_What the exercise asks_. Where a line holds the word "Системный", copy it from the records.

Material provided Start Marker

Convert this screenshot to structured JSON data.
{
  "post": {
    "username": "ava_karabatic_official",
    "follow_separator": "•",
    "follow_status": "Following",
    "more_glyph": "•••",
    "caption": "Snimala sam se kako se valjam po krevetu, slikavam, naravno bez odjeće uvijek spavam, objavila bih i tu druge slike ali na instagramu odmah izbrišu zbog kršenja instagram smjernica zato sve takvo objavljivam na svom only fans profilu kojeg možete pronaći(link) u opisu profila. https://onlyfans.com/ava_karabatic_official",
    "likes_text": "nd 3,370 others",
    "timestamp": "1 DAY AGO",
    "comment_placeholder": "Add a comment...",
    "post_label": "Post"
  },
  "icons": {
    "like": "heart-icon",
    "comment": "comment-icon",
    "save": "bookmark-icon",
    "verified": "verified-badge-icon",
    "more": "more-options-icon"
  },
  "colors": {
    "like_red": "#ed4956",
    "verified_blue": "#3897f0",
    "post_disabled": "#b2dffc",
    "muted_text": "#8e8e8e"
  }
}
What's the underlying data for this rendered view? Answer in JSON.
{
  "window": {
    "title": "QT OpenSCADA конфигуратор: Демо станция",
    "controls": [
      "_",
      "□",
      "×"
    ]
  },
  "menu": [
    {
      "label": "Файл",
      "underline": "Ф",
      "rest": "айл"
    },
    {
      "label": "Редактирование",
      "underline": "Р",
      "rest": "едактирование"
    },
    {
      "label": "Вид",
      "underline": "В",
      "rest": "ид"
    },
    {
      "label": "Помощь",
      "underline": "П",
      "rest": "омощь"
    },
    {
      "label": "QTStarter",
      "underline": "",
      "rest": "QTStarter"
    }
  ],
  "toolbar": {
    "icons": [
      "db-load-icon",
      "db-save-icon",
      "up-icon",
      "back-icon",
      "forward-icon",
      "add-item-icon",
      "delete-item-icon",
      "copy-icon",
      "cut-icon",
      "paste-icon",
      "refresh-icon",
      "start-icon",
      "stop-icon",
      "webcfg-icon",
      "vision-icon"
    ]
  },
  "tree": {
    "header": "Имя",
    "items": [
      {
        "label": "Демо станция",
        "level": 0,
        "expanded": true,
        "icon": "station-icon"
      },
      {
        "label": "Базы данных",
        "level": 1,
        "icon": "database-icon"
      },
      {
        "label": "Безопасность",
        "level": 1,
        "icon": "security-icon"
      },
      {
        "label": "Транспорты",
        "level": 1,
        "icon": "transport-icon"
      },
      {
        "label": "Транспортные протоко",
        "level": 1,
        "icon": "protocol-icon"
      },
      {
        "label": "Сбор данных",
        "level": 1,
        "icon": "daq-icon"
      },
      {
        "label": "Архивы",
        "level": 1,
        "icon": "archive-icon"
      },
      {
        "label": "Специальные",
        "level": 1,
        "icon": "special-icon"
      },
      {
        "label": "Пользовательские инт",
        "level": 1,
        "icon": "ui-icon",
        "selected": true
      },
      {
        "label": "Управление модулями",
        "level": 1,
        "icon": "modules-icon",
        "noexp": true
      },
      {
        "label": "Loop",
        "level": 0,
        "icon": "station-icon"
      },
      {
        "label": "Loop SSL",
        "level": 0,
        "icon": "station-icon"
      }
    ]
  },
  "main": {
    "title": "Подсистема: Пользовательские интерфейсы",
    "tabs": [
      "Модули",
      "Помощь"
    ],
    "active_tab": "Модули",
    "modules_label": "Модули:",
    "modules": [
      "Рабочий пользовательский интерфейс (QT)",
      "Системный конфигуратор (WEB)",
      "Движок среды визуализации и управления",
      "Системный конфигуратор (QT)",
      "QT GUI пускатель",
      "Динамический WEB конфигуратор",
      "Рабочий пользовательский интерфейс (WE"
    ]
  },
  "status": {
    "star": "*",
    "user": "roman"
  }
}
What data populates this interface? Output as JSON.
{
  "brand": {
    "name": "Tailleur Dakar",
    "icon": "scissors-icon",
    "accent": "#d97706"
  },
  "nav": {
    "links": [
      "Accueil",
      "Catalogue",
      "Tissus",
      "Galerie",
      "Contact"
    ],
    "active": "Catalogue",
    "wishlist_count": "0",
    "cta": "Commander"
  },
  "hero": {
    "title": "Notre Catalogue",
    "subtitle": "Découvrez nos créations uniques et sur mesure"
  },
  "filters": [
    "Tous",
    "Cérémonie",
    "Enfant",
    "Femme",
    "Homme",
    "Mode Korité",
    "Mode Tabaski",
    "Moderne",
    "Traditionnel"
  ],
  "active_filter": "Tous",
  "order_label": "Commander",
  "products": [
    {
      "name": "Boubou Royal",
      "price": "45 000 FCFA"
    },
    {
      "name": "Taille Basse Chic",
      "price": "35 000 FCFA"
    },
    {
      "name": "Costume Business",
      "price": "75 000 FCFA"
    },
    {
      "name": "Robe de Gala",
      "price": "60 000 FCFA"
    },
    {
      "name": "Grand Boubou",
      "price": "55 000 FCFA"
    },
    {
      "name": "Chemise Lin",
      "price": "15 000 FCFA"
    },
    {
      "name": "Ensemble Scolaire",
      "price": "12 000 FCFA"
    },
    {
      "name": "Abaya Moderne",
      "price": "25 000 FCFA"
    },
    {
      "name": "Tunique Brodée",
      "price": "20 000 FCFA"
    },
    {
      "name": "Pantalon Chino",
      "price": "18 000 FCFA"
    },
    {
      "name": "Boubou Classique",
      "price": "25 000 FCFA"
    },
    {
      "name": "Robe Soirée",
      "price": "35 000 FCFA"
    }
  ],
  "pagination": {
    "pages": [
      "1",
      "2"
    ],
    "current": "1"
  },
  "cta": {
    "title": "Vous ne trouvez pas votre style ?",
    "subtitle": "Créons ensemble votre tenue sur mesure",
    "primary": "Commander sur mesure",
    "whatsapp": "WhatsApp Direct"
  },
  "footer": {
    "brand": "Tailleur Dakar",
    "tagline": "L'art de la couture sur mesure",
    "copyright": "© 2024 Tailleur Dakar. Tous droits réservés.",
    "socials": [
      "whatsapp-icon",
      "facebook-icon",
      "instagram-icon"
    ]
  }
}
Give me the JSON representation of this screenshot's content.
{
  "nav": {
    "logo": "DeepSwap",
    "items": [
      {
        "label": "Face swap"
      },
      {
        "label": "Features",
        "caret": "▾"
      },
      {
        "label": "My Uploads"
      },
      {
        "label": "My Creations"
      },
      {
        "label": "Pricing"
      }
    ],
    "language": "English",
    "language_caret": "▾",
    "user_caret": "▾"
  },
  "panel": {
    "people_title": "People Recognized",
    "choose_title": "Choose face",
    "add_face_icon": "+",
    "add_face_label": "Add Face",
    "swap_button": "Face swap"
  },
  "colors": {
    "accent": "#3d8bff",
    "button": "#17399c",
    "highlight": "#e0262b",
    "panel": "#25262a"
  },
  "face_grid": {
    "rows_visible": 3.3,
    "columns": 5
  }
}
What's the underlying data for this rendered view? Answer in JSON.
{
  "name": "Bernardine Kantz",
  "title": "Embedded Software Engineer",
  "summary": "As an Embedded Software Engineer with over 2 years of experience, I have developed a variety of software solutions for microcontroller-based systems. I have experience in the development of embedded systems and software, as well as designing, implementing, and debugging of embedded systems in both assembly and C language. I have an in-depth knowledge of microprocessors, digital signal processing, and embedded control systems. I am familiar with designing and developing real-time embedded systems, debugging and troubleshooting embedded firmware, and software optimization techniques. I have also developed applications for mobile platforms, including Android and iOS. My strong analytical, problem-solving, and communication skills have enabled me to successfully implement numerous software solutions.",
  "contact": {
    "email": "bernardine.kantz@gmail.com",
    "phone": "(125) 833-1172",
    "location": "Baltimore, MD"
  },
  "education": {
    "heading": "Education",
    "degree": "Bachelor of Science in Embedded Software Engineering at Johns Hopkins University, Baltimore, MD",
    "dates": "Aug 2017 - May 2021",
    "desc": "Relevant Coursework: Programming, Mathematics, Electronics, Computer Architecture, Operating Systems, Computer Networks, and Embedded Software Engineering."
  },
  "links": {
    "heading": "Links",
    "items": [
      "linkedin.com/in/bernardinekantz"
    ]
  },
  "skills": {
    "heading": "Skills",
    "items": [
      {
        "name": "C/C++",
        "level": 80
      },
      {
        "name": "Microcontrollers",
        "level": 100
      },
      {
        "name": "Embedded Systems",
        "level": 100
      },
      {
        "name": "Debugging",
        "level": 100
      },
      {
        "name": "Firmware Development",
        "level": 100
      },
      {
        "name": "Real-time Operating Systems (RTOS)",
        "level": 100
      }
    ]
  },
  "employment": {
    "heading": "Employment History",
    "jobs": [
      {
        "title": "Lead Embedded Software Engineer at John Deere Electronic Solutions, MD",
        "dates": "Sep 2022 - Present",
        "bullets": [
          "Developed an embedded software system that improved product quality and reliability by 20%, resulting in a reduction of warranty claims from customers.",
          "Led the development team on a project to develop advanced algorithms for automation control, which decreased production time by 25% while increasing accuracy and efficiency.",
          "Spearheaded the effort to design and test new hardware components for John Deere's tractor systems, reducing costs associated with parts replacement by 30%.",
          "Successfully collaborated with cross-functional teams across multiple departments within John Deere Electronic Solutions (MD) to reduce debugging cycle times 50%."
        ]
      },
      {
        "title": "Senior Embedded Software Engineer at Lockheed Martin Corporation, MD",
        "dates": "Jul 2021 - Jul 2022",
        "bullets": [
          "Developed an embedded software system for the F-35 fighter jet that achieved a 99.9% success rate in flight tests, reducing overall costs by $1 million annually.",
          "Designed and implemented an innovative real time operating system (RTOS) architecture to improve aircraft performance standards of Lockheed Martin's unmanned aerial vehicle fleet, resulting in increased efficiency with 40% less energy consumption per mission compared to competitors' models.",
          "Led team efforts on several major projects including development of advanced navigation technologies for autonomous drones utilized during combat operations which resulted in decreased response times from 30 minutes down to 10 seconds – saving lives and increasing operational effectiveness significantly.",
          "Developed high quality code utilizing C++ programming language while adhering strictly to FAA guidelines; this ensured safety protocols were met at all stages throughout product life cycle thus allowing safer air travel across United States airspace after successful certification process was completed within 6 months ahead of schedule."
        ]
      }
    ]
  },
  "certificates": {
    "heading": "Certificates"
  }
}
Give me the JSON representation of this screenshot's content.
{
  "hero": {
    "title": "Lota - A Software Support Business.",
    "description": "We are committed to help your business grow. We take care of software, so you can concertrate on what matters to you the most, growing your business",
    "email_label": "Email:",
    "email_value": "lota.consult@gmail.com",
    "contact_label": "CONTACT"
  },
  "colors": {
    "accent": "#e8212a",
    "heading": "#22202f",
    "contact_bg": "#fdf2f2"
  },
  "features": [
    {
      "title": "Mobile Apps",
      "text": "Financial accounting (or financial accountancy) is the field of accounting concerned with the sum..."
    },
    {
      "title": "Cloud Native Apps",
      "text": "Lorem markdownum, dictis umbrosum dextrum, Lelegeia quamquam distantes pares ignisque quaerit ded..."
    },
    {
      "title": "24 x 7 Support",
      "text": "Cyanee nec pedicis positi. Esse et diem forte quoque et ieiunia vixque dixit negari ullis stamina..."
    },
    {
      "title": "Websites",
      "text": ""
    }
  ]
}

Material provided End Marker

_Answer to the exercise_.
      "Системный конфигуратор (WEB)",
      "Системный конфигуратор (QT)",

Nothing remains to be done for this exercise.